FASB & GASB
FASB & GASB
What is the FASB (Financial Accounting Standards Board)?
The FASB is the entity that sets accounting and financial reporting rules to create financial reports for private sector employers.
What is the GASB (Governmental Accounting Standards Board)?
The GASB is the entity that sets accounting and financial reporting rules to create financial reports for public sector employers.
Why should I be concerned about FASB 106 and GASB 45?
Accounting rules for retiree healthcare programs have changed significantly over the past 25 years. FASB Statement No. 106 became effective in 1993 to address the concerns over the ability of private-sector employers to finance promised retiree healthcare benefits. GASB Statement No. 45 became effective in 2007 to address similar concerns in the public sector however only requires the reporting of the cost of their retiree healthcare benefits until 2010 at which time they must establish funding for this benefit.
Why are FASB 106 and GASB 45 concerned about retiree healthcare benefits?
Medical technology and healthier living has increased overall life expectancy thus the number of years people are spending in retirement has also increased. Most employers, both private and public, did not anticipate the substantial increase in cost due to their retirees living longer. Private sector employers will tell you FASB 106 is the reason why most no longer offer retiree healthcare benefits. Public sector employers will tell you GASB 45 could mean the end to many public programs.
Why should this concern an employer?
Employers that promised retiree healthcare benefits must comply with the financial rules that FASB and GASB have established. This requires reserving money for future retiree claims on a monthly basis, which can run into millions of dollars per retiree depending on how long they live.
The Technical Aspects of FASB 106 and GASB 45What is FASB 106 and GASB 45?
In 1990 FASB approved Statement No. 106, which requires the financial accounting of all non-pension benefits provided after a person leaves employment. The non-pension benefit that Statement No. 106 principally focuses on is retiree health care. Private sector employers are not only required to report the financial liability of their retiree healthcare programs but they are also required to pre-fund them.
In 2004 GASB approved Statement No. 45, which requires the financial accounting and reporting of all Other Post Employment Benefits (OPEB) provided by public sector employers. OPEBs include all non-pension benefits provided after a person leaves employment. The OPEB causing the most concern for public entities is retiree health care.
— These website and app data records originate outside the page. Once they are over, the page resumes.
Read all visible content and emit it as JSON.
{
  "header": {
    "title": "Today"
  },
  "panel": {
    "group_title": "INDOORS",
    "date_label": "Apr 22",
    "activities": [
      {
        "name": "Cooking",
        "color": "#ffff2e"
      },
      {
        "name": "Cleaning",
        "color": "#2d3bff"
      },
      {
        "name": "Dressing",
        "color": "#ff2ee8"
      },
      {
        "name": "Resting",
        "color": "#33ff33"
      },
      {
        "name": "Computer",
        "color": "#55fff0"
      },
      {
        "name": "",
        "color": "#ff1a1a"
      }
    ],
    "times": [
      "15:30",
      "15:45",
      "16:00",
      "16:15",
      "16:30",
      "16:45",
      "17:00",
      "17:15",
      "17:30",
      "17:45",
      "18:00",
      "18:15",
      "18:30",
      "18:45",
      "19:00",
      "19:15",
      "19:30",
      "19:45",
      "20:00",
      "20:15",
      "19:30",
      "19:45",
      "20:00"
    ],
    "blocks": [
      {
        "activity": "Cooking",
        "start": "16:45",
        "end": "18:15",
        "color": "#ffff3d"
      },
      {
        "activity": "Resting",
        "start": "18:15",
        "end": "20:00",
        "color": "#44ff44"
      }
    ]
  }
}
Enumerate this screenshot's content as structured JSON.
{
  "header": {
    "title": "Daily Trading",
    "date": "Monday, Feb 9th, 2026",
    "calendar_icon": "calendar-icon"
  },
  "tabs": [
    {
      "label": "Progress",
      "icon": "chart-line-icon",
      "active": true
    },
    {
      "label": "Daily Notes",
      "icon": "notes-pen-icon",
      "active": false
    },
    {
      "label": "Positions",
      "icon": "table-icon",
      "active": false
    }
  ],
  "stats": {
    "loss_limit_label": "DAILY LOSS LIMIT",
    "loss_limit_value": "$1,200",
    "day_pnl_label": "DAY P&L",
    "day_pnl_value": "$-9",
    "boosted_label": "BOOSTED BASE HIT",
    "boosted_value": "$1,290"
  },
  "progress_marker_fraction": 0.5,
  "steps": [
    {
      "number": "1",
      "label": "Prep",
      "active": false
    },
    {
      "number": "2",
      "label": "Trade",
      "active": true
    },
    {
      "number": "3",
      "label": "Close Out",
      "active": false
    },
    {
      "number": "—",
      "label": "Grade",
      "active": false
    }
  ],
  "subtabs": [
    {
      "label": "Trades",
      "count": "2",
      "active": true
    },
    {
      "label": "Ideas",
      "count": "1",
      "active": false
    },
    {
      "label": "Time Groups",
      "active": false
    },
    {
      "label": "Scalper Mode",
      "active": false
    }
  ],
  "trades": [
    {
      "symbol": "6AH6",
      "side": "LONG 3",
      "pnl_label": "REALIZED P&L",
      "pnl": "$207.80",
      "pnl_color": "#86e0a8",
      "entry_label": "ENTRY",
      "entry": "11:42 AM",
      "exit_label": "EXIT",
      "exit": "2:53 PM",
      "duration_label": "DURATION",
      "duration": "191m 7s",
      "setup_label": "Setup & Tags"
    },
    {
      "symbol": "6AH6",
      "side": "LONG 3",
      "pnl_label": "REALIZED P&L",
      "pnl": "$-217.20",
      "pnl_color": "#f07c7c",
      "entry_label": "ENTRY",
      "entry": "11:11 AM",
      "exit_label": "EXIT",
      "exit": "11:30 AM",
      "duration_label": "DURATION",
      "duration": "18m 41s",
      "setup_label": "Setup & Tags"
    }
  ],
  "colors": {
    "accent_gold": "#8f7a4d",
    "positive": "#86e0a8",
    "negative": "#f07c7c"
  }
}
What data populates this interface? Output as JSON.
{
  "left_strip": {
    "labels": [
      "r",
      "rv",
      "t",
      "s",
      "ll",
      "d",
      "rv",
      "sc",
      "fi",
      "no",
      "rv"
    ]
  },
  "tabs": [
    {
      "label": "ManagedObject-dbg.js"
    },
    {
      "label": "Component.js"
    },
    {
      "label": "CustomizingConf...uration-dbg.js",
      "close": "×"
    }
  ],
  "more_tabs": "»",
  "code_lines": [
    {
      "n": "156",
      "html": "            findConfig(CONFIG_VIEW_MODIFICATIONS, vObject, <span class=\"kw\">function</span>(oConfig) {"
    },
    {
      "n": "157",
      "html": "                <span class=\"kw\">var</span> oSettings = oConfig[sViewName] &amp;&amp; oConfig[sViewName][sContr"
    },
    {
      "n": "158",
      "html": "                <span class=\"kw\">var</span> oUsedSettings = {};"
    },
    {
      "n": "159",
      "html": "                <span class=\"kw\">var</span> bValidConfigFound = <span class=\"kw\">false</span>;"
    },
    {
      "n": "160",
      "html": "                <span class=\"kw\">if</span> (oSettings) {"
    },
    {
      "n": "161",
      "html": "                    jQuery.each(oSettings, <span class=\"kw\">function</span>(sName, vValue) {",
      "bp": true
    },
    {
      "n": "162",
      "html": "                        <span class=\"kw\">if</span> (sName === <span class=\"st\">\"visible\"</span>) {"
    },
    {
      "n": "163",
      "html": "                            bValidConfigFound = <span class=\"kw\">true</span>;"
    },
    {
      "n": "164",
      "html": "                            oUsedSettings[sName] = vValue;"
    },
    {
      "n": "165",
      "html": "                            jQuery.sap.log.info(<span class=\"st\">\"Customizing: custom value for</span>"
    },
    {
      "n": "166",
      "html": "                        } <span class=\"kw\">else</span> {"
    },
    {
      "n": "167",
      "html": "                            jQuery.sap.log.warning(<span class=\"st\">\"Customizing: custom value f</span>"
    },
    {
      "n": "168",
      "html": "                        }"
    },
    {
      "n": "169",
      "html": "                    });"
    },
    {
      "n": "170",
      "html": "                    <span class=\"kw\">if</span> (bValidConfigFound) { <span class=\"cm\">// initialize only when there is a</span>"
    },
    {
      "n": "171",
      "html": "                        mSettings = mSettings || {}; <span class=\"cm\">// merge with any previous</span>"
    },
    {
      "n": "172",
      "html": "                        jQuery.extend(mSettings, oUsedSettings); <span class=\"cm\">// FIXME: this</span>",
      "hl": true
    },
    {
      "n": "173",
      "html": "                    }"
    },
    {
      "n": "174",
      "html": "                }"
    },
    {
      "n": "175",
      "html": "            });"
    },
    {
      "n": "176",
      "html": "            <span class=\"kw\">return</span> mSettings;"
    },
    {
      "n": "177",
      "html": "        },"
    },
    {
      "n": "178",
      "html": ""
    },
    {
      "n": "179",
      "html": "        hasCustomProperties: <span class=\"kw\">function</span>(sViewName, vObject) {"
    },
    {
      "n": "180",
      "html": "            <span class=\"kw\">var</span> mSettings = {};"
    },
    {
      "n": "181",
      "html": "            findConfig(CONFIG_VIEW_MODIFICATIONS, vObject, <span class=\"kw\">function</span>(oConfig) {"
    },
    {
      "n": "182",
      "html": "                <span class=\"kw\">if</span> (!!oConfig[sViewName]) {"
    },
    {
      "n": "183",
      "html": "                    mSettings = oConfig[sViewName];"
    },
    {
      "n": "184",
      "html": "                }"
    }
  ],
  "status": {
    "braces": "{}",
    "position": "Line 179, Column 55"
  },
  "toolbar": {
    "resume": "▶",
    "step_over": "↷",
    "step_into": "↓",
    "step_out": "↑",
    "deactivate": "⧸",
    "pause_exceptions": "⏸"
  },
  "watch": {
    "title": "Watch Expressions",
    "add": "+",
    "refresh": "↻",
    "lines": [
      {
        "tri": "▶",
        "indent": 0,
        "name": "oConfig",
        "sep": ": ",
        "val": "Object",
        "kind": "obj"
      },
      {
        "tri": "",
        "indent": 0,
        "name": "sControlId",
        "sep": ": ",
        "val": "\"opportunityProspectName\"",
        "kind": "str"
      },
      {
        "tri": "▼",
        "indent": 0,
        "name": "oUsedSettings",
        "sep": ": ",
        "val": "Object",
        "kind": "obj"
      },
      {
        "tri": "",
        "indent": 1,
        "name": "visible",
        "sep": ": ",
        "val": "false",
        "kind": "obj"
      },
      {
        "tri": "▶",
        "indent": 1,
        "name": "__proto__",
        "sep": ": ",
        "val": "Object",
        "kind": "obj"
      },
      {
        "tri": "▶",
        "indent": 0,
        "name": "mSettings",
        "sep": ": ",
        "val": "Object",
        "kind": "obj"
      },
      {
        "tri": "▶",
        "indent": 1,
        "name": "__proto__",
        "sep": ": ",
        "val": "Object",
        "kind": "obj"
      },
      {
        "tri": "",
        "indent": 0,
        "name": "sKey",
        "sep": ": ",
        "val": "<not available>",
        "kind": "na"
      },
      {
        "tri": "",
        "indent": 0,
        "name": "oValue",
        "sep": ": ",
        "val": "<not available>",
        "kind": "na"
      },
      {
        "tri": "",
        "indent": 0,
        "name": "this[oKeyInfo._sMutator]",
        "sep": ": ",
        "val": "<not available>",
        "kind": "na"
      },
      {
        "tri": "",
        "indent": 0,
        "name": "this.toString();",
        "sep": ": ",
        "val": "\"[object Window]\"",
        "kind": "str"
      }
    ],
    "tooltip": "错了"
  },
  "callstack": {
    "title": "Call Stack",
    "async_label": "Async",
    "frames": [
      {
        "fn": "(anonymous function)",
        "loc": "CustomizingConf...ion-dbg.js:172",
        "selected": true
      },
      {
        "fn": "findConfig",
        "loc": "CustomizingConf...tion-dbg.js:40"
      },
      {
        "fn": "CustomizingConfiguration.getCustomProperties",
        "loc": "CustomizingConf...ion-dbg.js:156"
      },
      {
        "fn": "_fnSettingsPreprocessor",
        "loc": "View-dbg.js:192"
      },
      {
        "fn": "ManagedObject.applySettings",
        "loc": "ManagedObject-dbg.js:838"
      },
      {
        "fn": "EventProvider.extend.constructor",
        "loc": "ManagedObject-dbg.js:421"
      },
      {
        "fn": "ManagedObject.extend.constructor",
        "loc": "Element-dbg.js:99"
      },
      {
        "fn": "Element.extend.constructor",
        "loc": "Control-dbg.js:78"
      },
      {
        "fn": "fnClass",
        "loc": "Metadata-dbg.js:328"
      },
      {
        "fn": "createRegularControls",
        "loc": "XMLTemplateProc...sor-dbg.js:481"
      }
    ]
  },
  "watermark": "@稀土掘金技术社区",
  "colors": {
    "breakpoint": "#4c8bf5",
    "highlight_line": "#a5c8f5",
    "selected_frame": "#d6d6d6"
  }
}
Who is affected by FASB 106 and GASB 45?
Any employer, private or public, that provides any post-employment, non-pension benefit must comply with the appropriate accounting and reporting statement.
Why are FASB 106 and GASB 45 needed?
Until these accounting rule changes became effective, all employers reported costs of their retiree healthcare benefits based on what was paid out in a given year. This created concern by the FASB and the GASB regarding the financial ability of these employers to pay for these benefits as promised.
What are the non-compliance issues?
Non-compliance issues are different for these two accounting rules.
FASB 106 requires private sector employers to not only report the cost of retiree healthcare benefits but they must also put in place advance funding mechanisms to ensure the benefits will be paid. Penalties for not reporting and/or funding retiree healthcare benefits by private sector employers can be substantial.
GASB 45 is an accounting standard and is not a law. However, failure to follow its’ accounting and reporting rules could be harmful to the financial health of public sector employers. Although GASB 45 does not require advance funding, it encourages public sector employers to set aside money for their employees’ retirement in order to fund future liabilities. For city and state governments that do not have a plan for funding their retiree benefits, their bond rating could be negatively affected in addition to negative credit ratings, investment returns, and borrowing costs, all of which are factors that affect negotiations.
When do FASB 106 and GASB 45 become effective?
FASB 106 has been in effect since 1993 thus all phases have already been put into place.
GASB 45 goes into effect in three phases as follows:
- Total Annual Revenue in the first fiscal year ending after June 15, 1999, Must report costs in financial statements for periods beginning after
- $100 million or more December 15, 2006
- $10 million or more but less than $100 million December 15, 2007
- Less than $10 million December 15, 2008
All component units are required to implement accounting and reporting procedures no later than the same year as the primary government.